- **Your task**:
How many lines in the data hold the string "this"? State the number alone.

- **Records supplied**:
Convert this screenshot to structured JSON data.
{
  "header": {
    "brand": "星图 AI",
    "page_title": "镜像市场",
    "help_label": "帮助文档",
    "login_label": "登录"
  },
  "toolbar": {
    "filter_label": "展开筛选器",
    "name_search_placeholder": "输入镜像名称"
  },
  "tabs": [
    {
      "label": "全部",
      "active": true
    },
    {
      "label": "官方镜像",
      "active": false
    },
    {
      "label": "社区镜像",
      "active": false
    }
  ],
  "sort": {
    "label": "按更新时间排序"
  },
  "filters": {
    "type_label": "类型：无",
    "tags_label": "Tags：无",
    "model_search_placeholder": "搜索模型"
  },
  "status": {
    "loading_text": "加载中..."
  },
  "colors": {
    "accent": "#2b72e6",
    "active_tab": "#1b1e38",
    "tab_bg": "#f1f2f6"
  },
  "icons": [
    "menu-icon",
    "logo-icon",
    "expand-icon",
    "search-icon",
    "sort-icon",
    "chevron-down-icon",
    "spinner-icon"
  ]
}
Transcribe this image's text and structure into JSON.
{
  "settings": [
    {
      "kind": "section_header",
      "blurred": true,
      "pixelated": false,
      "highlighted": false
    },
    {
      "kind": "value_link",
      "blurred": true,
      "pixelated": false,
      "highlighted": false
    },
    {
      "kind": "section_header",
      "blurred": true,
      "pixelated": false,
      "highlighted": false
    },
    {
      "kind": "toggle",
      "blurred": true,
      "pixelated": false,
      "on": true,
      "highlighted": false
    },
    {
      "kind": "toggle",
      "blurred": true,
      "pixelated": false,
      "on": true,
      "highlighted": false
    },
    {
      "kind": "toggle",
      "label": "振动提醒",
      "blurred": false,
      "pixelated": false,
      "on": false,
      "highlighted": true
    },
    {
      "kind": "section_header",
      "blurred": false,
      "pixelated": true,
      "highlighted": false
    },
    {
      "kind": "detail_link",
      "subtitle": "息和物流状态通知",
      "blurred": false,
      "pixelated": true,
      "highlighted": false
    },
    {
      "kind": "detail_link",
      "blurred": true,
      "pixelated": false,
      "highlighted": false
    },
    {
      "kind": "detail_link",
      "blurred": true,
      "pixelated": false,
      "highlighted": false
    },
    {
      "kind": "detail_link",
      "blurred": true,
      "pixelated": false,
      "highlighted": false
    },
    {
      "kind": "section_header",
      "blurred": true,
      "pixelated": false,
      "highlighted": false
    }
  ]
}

- **Exercise answer**:
2